EXERCISE DESCRIPTION
Pull each line with the string "居酒屋の店舗情報は食べログでチェック" from the entries.

RECORDS FOR THE EXERCISE
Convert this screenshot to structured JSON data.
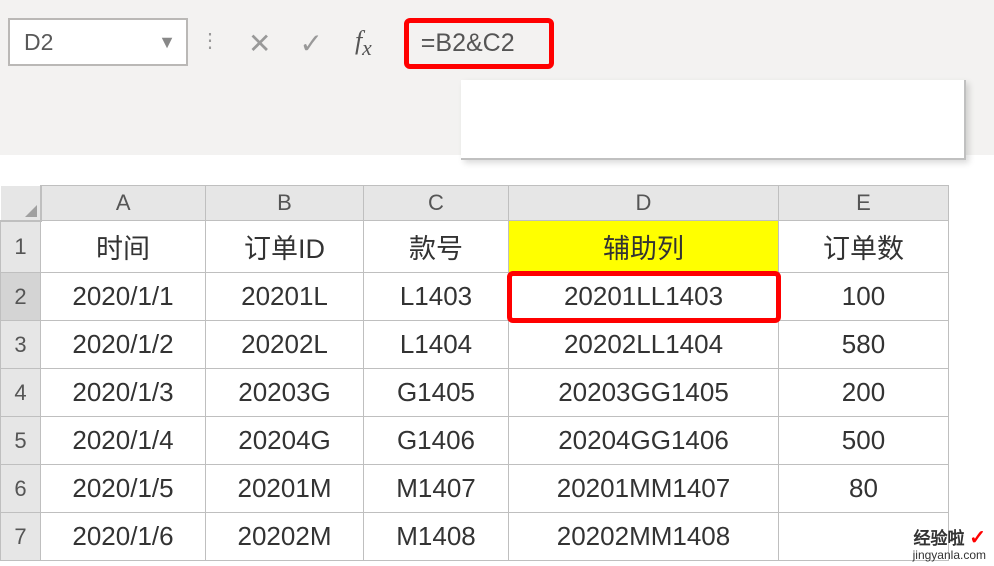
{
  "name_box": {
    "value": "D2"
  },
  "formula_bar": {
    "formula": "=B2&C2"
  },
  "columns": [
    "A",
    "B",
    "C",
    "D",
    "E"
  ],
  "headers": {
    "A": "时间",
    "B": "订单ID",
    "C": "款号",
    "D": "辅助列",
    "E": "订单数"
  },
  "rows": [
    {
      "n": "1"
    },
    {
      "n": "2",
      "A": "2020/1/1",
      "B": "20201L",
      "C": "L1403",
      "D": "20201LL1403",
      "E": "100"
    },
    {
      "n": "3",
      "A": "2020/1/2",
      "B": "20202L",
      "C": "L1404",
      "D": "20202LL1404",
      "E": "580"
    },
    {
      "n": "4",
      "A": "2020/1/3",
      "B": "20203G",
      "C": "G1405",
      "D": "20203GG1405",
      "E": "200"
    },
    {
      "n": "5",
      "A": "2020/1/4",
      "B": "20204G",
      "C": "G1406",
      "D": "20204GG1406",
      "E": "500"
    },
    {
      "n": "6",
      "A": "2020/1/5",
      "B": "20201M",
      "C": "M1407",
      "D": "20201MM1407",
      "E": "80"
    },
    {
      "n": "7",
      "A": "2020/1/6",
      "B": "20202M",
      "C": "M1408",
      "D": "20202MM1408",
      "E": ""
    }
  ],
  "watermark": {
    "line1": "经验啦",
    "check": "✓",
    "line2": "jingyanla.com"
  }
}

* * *

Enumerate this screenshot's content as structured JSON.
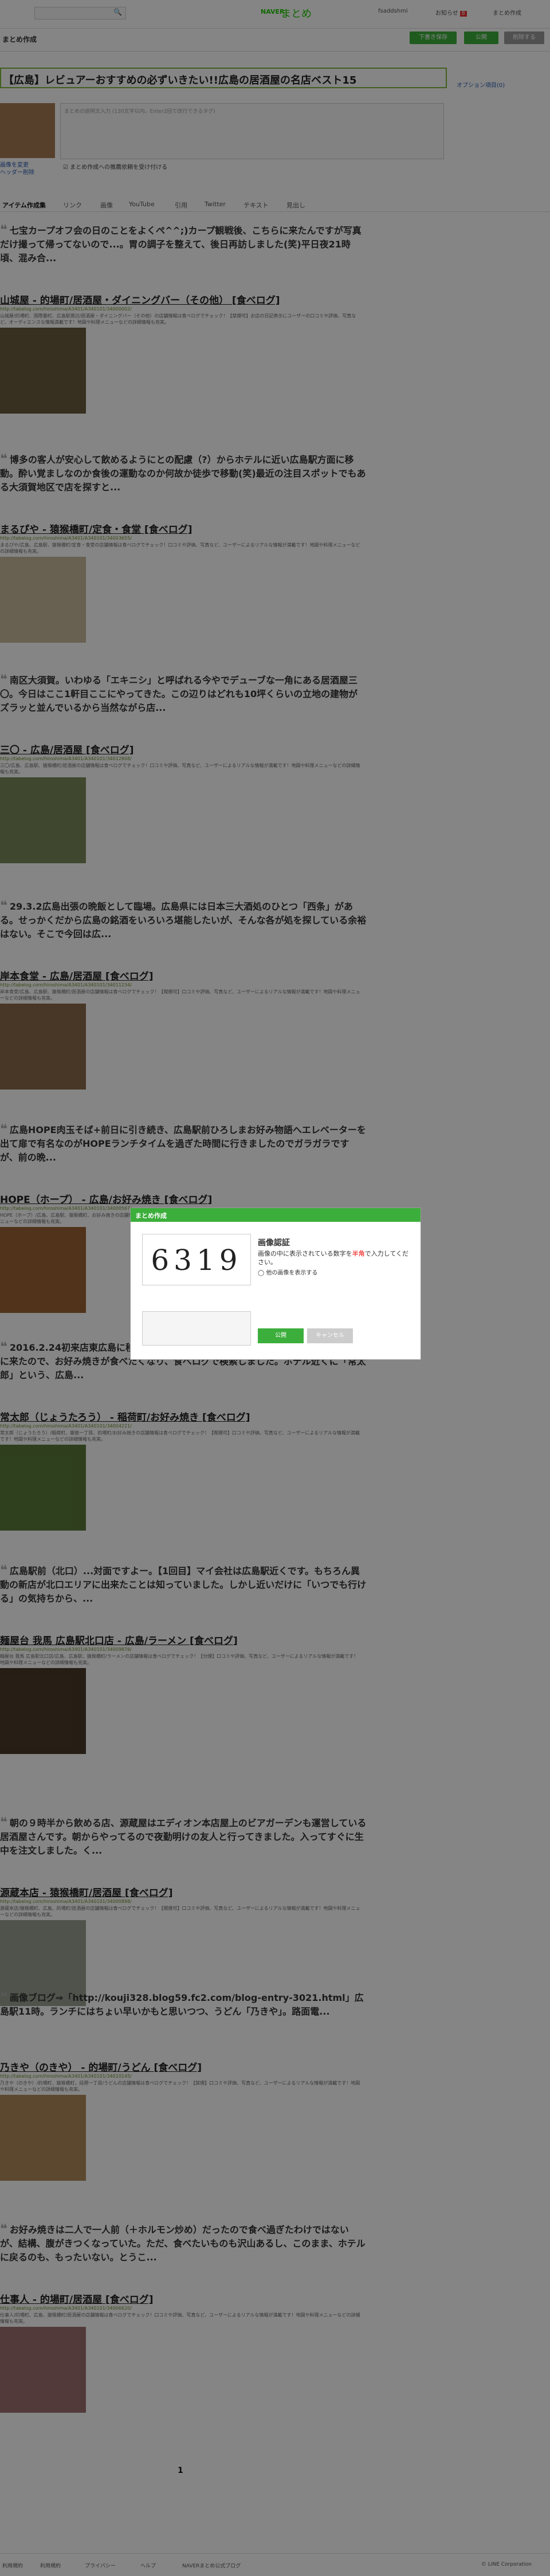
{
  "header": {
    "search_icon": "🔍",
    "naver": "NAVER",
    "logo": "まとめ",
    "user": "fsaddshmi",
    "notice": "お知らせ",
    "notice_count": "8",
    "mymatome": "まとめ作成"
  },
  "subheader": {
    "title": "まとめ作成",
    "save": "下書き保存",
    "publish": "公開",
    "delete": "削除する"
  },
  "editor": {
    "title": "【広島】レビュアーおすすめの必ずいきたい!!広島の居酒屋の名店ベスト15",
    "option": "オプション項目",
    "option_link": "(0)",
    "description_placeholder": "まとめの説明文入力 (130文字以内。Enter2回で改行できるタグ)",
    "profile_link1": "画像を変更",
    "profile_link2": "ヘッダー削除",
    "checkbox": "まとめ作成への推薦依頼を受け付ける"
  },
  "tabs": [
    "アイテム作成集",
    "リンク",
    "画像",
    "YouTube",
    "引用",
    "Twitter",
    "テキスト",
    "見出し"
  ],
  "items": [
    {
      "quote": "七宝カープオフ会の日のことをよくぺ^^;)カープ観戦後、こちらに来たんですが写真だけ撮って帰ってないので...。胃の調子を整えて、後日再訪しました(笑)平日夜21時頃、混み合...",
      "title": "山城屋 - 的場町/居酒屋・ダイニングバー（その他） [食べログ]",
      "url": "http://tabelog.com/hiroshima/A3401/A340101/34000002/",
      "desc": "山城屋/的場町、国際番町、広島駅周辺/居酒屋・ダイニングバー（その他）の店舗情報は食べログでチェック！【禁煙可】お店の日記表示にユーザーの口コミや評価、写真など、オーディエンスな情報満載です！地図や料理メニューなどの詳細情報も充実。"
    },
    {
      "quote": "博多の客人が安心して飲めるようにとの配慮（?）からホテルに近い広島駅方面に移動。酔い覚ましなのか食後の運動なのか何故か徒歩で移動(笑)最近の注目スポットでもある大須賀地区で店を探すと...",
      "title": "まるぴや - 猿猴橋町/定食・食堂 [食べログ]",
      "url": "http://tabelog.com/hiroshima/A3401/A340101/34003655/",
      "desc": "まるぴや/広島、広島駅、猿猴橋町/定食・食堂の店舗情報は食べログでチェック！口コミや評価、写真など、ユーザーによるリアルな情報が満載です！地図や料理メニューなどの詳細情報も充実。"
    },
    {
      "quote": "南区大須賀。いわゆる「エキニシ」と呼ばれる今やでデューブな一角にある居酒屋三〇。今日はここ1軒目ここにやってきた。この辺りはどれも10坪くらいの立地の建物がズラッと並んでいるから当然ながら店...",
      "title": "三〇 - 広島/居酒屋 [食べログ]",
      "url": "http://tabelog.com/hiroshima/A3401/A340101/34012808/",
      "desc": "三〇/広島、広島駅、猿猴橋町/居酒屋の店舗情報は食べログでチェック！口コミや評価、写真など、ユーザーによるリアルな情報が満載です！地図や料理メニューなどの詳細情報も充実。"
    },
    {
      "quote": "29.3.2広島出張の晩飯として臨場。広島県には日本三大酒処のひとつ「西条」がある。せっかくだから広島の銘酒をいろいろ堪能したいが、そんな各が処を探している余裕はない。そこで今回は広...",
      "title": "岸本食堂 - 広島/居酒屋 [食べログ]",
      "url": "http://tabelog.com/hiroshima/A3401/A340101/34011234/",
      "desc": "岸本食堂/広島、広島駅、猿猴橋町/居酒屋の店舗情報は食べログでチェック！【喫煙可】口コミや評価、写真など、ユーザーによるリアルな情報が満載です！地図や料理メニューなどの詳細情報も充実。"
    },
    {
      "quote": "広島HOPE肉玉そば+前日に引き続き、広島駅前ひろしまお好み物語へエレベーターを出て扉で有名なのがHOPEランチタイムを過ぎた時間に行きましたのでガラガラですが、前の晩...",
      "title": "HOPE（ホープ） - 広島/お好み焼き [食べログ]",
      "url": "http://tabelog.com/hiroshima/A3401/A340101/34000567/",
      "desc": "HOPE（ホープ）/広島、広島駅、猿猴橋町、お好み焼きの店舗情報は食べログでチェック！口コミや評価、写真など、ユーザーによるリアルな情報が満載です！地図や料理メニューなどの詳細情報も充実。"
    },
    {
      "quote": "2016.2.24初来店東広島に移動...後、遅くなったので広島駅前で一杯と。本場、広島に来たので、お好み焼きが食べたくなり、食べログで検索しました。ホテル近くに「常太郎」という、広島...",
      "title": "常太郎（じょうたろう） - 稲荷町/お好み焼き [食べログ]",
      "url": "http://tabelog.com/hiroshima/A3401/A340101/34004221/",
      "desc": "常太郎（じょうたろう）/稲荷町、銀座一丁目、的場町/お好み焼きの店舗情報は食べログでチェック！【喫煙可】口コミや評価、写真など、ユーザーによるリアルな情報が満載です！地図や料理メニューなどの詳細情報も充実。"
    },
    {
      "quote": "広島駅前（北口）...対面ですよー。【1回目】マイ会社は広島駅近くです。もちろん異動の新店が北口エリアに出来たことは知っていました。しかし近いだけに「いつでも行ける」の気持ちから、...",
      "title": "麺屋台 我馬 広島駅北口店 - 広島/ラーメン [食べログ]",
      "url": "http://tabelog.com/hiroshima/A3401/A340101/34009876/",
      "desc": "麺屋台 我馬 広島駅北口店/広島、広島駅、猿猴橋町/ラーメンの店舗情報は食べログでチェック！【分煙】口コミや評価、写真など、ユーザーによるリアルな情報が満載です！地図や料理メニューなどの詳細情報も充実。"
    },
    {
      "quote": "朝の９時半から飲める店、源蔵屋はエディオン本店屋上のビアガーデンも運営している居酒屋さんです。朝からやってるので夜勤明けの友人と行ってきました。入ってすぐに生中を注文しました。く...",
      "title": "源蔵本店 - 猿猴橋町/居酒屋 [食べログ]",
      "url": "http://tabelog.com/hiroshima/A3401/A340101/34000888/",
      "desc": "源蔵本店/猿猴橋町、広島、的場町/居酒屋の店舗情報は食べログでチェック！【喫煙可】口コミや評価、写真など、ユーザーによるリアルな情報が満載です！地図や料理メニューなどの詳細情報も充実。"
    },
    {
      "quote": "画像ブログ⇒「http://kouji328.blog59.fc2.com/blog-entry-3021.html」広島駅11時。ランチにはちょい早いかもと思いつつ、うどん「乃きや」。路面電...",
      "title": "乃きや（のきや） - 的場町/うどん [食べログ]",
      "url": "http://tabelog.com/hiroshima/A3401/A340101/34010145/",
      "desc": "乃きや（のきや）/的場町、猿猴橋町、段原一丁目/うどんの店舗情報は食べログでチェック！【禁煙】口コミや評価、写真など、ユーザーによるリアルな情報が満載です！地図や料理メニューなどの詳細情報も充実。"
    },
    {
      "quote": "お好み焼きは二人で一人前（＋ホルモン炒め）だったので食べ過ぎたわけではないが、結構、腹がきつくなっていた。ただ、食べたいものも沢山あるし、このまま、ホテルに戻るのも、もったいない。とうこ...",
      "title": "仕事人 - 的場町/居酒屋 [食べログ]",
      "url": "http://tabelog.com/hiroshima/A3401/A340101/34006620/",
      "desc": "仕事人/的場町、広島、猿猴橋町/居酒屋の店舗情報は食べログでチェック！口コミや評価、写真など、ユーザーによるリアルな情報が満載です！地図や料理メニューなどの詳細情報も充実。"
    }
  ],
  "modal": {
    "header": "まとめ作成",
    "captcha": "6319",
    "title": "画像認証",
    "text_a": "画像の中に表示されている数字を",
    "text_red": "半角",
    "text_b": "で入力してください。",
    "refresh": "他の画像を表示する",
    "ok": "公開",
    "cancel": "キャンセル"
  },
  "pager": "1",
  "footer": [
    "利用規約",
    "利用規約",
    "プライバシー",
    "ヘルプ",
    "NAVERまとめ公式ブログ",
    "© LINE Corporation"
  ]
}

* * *

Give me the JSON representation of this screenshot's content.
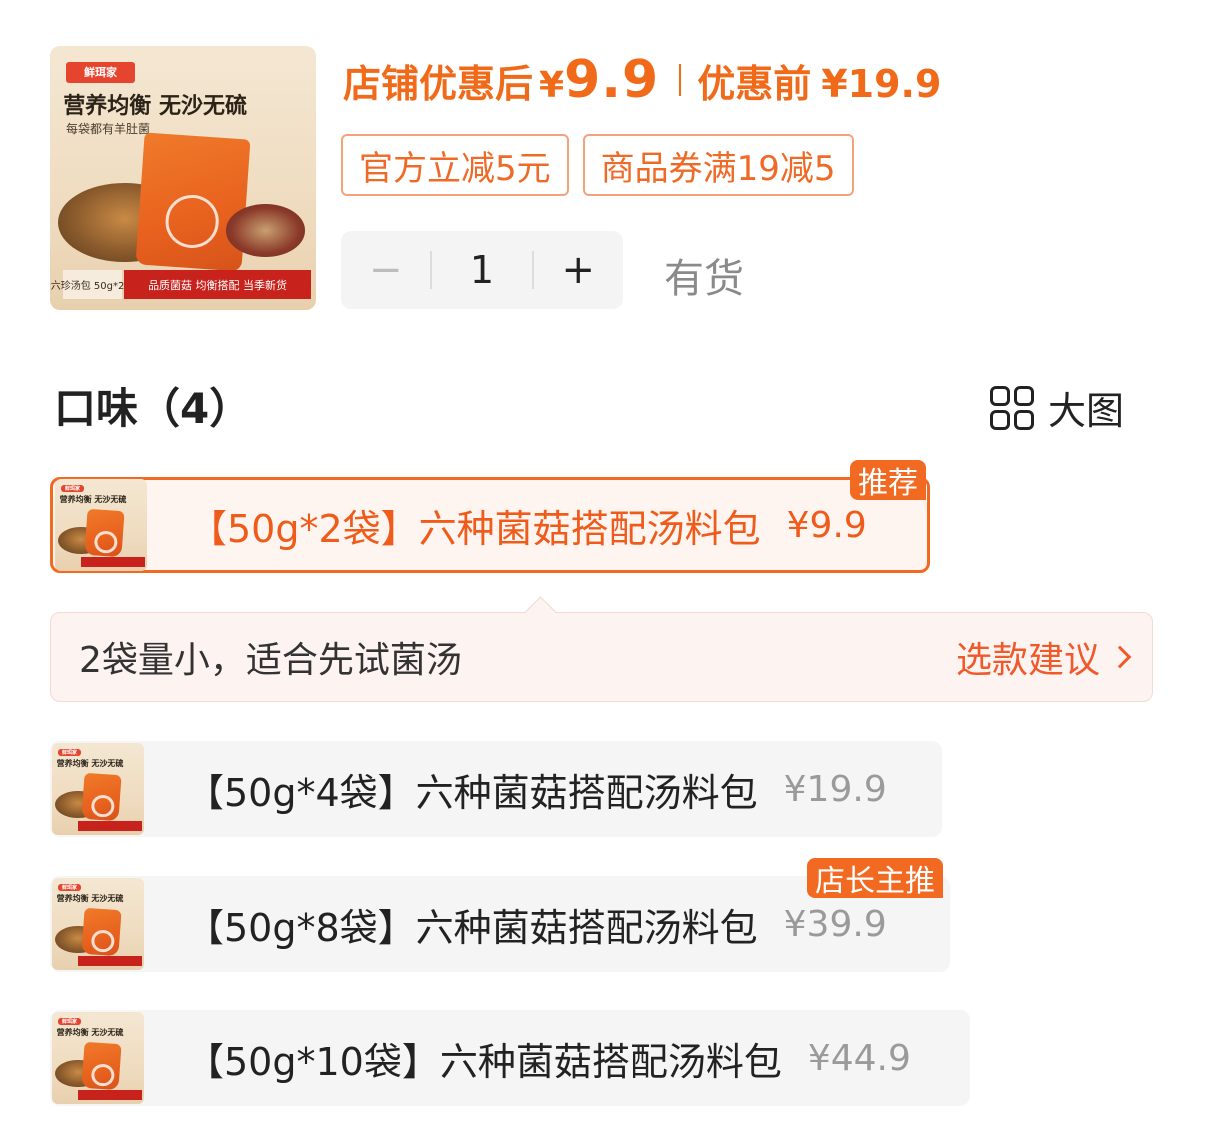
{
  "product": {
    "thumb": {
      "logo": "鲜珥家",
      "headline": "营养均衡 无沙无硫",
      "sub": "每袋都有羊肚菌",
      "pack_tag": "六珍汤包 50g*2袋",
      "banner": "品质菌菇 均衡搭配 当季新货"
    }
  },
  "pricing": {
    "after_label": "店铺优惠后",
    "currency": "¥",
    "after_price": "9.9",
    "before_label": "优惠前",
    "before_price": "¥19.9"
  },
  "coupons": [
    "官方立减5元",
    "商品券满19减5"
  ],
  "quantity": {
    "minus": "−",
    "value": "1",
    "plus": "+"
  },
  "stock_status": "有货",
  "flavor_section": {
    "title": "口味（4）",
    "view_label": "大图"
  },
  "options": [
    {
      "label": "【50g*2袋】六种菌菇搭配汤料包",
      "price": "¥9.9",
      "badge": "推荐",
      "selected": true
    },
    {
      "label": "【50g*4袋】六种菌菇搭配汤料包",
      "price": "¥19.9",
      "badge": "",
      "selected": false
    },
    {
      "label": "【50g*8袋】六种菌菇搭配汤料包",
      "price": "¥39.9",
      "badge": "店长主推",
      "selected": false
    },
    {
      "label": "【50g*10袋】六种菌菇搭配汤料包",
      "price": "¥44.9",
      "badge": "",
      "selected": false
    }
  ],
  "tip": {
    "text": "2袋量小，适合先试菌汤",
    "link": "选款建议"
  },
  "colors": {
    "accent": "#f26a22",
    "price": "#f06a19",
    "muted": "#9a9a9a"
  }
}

COMPLETED TASK
      "desc": "三〇/広島、広島駅、猿猴橋町/居酒屋の店舗情報は食べログでチェック！口コミや評価、写真など、ユーザーによるリアルな情報が満載です！地図や料理メニューなどの詳細情報も充実。"
      "desc": "岸本食堂/広島、広島駅、猿猴橋町/居酒屋の店舗情報は食べログでチェック！【喫煙可】口コミや評価、写真など、ユーザーによるリアルな情報が満載です！地図や料理メニューなどの詳細情報も充実。"
      "desc": "源蔵本店/猿猴橋町、広島、的場町/居酒屋の店舗情報は食べログでチェック！【喫煙可】口コミや評価、写真など、ユーザーによるリアルな情報が満載です！地図や料理メニューなどの詳細情報も充実。"
      "desc": "仕事人/的場町、広島、猿猴橋町/居酒屋の店舗情報は食べログでチェック！口コミや評価、写真など、ユーザーによるリアルな情報が満載です！地図や料理メニューなどの詳細情報も充実。"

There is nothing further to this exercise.